Dear Desktop Engineering Reader:
Ten minutes into this on-demand webinar, Simplified HPC Clusters for ANSYS Users, co-produced by IBM and ANSYS, you ll see some interesting survey numbers on how compute capacity and/or turnaround time limit simulation fidelity for most users all the time (34%) or some of the time (57%). You ll also see that respondents cite such issues as IT hardware, expertise, and support that keep them from making the jump from workstations to HPC (high-performance computing) clusters. But the biggest barrier of all that keeps engineering organizations from adopting HPC is not cost (16%) by a long shot. Rather 59% of the respondents say they need evidence that HPC has technical benefits.
Sound like you? K, well, today s Check it Out has lots of metrics on the benefits of HPC for you to consider. It also has lots of details that make fretting over the hardware, expertise, and support far less daunting.
Originally aired live yesterday and now available on-demand, Simplified HPC Clusters for ANSYS Users poses and thoroughly answers questions like: What s in HPC for me? Why transition from workstations to HPC? And how do IBM and ISVs (independent software vendors) such as ANSYS make the switchover as painless as possible?
After the usual setting of the agenda, the webinar jumps into a 10-minute or so overview of what HPC means for ANSYS Fluid and ANSYS Mechanical simulations. The presenter goes right to the heart of the matter with a couple of case studies that are a feast of metrics.

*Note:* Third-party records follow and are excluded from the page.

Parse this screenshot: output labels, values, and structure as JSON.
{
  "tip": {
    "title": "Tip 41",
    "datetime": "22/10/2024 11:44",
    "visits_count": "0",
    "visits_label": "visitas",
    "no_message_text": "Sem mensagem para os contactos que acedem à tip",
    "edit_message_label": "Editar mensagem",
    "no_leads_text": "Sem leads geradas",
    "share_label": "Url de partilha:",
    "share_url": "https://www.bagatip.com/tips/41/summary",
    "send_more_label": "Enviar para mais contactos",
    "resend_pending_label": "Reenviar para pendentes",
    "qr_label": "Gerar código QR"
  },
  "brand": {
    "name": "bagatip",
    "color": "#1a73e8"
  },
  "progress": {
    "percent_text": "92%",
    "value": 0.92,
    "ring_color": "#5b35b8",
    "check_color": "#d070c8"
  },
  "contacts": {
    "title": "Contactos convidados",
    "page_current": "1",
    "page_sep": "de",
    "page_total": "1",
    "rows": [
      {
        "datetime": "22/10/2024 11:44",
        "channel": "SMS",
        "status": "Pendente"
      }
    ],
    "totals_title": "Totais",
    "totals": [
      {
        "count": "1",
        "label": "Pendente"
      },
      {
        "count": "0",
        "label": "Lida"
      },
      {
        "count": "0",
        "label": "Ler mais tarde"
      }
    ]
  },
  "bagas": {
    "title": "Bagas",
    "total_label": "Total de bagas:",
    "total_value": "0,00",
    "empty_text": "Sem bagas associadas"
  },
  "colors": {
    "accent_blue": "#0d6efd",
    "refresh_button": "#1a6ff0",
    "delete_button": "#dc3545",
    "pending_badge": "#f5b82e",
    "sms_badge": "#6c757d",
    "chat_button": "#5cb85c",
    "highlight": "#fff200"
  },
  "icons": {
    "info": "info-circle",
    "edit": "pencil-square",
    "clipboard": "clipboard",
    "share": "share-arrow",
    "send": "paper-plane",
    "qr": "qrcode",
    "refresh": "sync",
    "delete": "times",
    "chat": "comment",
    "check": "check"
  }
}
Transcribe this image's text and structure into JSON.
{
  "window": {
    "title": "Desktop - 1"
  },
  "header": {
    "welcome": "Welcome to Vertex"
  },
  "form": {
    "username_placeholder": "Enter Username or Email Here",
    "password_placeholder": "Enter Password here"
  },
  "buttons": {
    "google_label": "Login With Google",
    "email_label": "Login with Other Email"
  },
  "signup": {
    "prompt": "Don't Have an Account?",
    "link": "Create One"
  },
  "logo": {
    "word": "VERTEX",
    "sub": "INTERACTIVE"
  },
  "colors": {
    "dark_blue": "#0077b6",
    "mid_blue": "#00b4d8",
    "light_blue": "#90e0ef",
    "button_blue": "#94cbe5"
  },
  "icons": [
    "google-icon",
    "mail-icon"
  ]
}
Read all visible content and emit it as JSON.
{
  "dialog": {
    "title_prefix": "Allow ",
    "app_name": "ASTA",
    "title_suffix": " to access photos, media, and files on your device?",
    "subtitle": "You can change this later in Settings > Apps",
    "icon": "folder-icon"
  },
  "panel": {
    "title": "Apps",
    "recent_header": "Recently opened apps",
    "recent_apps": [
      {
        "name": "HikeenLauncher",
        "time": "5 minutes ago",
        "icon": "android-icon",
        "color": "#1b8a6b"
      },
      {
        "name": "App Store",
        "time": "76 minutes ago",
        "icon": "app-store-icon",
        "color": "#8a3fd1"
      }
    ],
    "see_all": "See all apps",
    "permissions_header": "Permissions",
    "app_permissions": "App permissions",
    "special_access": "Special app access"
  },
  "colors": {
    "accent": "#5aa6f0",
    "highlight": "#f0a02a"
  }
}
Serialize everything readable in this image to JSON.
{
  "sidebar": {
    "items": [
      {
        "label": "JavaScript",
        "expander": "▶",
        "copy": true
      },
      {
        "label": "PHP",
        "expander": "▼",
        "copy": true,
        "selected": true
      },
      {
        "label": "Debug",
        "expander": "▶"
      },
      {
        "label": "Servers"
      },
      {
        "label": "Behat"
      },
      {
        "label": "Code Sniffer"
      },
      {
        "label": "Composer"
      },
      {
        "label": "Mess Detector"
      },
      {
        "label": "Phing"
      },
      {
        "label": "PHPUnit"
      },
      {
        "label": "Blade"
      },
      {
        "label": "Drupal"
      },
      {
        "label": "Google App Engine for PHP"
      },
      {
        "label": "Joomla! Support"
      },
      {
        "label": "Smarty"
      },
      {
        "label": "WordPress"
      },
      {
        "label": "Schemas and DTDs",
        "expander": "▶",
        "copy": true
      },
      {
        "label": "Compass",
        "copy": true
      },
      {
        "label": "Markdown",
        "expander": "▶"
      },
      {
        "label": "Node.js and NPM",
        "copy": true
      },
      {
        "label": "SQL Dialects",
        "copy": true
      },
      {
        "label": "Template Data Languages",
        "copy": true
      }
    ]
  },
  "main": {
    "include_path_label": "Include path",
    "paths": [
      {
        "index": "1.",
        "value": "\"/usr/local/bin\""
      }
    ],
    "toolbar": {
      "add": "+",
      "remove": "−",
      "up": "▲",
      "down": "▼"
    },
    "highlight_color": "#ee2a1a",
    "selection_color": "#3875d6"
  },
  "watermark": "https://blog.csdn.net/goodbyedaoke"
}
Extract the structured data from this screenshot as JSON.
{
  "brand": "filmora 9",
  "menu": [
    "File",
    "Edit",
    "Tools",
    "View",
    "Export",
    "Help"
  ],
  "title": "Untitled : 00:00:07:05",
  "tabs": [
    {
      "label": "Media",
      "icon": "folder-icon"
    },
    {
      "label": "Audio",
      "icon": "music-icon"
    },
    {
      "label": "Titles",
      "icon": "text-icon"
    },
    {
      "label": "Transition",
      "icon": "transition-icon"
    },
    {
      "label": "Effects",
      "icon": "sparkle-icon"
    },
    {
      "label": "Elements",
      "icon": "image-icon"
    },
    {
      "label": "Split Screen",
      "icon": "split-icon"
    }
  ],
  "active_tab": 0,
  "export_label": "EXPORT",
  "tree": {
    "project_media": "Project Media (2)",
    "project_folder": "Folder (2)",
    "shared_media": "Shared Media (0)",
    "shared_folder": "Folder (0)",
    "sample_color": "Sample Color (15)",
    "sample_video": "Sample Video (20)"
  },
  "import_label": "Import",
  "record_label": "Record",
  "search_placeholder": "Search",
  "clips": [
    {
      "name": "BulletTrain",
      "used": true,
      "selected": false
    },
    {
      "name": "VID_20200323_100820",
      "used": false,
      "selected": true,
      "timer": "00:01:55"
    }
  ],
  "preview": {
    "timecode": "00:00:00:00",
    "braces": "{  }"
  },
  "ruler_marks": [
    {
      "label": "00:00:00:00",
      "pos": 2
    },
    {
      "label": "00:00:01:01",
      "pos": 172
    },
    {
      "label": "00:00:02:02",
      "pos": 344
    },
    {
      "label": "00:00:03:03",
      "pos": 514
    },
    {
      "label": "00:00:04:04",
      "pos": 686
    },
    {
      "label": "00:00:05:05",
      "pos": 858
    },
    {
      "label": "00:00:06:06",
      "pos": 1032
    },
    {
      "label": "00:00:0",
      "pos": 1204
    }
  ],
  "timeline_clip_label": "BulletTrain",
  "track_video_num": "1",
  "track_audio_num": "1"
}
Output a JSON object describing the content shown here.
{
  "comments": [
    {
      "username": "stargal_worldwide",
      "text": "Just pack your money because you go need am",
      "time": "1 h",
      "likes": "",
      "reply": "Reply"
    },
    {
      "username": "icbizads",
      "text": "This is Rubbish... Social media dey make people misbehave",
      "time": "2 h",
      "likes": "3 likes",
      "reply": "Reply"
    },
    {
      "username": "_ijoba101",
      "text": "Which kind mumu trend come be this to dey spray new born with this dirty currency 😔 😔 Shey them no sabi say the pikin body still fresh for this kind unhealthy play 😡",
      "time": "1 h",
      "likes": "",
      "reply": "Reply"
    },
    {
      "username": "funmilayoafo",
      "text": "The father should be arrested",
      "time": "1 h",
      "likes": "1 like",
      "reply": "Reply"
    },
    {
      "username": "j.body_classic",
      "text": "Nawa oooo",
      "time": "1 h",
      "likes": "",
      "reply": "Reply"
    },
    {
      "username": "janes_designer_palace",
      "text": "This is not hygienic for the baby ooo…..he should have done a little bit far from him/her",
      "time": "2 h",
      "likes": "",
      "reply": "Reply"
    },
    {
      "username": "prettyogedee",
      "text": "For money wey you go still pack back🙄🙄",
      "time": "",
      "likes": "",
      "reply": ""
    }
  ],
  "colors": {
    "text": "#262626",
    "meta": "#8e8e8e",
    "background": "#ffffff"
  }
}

First, it s developing turbochargers for diesel engines using ANSYS CFX fluid dynamics software. Here, HPC produced high-fidelity results 12 times faster than the old process. In hands-on terms, that relates to five full-stage compressor or turbine designs evaluated simultaneously in a few hours. Next up is solder joint failure analysis using ANSYS Mechanical running on a decent-sized, 128-core HPC cluster. Optimizations of complex models — 7.8 MDOF thermal stress and 5.5 MDOF creep strain — took one day rather than the traditional two weeks.
ANSYS then offers some benchmark numbers showing the speedup of applications with smaller (12 to 72 cores) clusters. With all the numbers you get from ANSYS, you pretty much have the technical benefits covered as well as the business proposition.
This, of course, leaves you wondering about IT expertise and time to manage an HPC cluster. That s where IBM Platform Computing comes in with its overview of IBM Application Ready Solutions. It is a simple concept really. IBM works with ISVs like ANSYS and users like you to optimize a scalable cluster for your simulations so that you can get set up and running quickly.
Now, an HPC setup optimized for an application is not like a single workstation configured to do likewise, but that workstation simplicity seems to be IBM s goal for both system users and admins. To begin with, IBM brings clarity to the hardware needed to move to an HPC cluster environment. IBM Application Ready Solutions allow you to select from a variety of hardware platforms, including the new IBM NeXtScale System. Again, lots of metrics are provided.
The complement to the HPC hardware and the key to your working relationship with it is the new release of IBM Platform HPC 4.1. This is the software that runs and manages your workloads and cluster, and tunes it for applications like ANSYS. Here, you get an explanation of how this software integrates all HPC management capabilities in the single product, which simplifies deployment, administration, and end-user interaction.
The final third of the webinar features a testimonial from an HPC solutions provider and a panel of experts for a lively Q&A with attendees that ties everything you ve learned together.
All in all, check out this webinar. If you ve been doing the Hamlet-like to HPC or not to HPC thing, think of it this way: there are tides in the affairs of technology, and HPC is the next wave. Hit today s Check It Out link and watch Simplified HPC Clusters for ANSYS Users. Well worth it.
Thanks, Pal. ” Lockwood
Anthony J. Lockwood
Editor at Large, Desktop Engineering